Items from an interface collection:
Content starts

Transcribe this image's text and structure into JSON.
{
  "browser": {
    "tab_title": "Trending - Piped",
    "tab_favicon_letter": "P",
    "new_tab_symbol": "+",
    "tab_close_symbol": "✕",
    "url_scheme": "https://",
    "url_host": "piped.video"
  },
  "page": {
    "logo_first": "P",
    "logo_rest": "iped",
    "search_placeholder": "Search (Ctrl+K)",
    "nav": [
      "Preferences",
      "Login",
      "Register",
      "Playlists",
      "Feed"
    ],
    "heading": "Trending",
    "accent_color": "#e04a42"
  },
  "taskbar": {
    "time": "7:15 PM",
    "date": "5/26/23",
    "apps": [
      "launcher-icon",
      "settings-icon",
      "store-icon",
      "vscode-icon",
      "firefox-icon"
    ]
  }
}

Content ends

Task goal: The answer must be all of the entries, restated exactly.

Answer space:
Transcribe this image's text and structure into JSON.
{
  "browser": {
    "tab_title": "Trending - Piped",
    "tab_favicon_letter": "P",
    "new_tab_symbol": "+",
    "tab_close_symbol": "✕",
    "url_scheme": "https://",
    "url_host": "piped.video"
  },
  "page": {
    "logo_first": "P",
    "logo_rest": "iped",
    "search_placeholder": "Search (Ctrl+K)",
    "nav": [
      "Preferences",
      "Login",
      "Register",
      "Playlists",
      "Feed"
    ],
    "heading": "Trending",
    "accent_color": "#e04a42"
  },
  "taskbar": {
    "time": "7:15 PM",
    "date": "5/26/23",
    "apps": [
      "launcher-icon",
      "settings-icon",
      "store-icon",
      "vscode-icon",
      "firefox-icon"
    ]
  }
}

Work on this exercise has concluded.